[RECORD SET — start]

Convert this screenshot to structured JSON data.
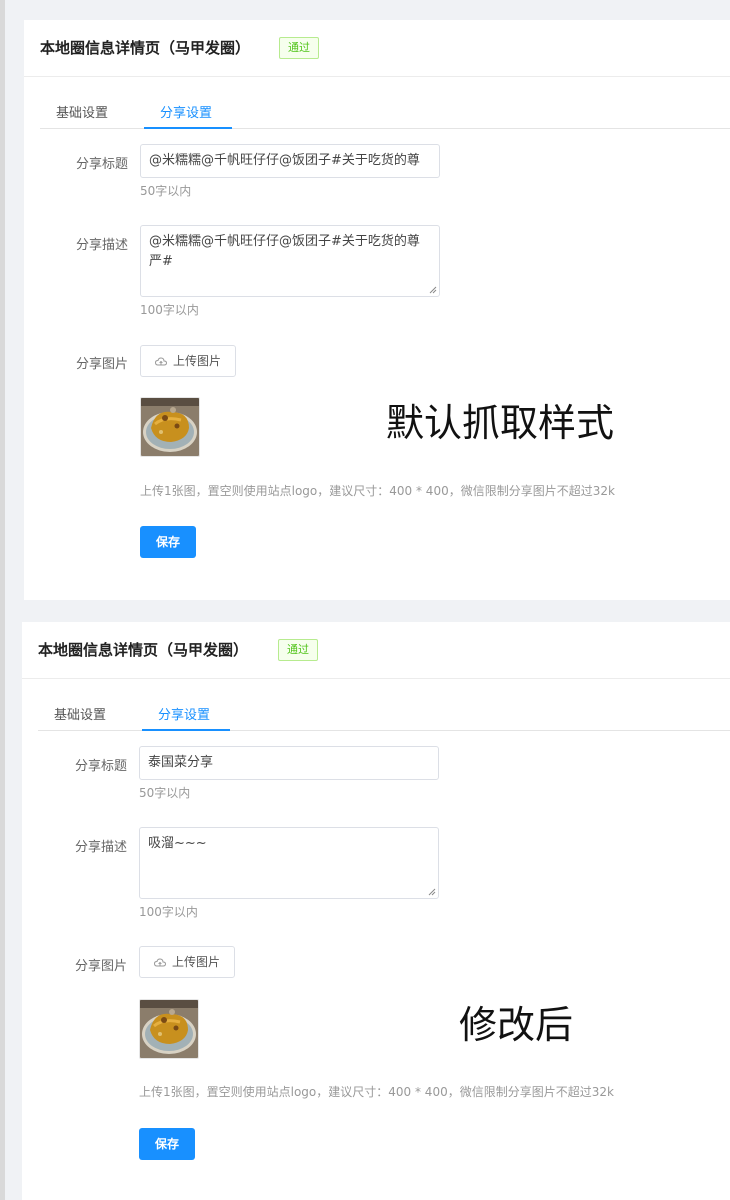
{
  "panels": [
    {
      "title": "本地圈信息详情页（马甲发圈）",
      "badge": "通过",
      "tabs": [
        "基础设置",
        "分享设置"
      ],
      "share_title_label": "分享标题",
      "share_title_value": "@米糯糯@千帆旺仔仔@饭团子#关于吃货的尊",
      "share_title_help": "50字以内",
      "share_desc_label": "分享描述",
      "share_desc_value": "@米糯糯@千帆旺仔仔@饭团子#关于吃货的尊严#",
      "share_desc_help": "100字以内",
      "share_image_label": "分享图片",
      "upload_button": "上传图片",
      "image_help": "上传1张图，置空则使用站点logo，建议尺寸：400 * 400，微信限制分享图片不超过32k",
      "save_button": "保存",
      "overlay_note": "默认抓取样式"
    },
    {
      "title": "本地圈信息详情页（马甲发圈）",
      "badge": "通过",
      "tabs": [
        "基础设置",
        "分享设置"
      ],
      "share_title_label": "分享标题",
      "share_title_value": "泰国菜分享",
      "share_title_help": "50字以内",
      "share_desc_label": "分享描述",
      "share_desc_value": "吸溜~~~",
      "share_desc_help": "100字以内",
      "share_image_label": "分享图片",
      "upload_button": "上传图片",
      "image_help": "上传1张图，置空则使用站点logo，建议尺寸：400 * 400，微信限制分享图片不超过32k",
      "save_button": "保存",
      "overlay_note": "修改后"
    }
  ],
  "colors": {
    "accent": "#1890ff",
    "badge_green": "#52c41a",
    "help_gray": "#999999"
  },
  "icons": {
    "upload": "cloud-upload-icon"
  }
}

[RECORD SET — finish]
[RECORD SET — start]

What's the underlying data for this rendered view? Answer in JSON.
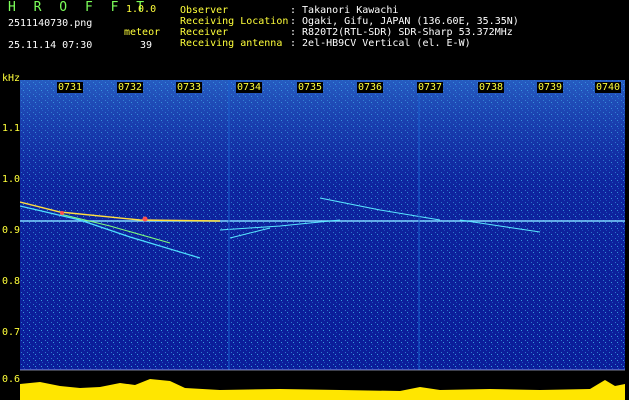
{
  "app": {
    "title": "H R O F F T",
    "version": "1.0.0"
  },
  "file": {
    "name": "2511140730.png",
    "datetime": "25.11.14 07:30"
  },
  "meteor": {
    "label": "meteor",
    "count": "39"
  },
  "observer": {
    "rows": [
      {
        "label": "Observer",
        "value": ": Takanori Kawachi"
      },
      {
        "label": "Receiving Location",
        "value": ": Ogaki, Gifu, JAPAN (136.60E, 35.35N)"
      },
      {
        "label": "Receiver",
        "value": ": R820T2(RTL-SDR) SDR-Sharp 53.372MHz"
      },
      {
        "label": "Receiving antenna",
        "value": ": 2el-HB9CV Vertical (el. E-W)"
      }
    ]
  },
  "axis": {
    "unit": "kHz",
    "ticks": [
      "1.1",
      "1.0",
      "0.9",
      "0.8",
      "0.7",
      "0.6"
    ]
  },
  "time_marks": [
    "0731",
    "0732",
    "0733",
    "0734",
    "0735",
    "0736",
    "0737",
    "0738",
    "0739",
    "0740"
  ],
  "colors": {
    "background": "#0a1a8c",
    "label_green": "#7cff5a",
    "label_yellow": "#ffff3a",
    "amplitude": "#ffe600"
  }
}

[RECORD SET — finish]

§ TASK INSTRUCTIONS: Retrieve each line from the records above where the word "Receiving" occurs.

§ ANSWER SECTION:
        "label": "Receiving Location",
        "label": "Receiving antenna",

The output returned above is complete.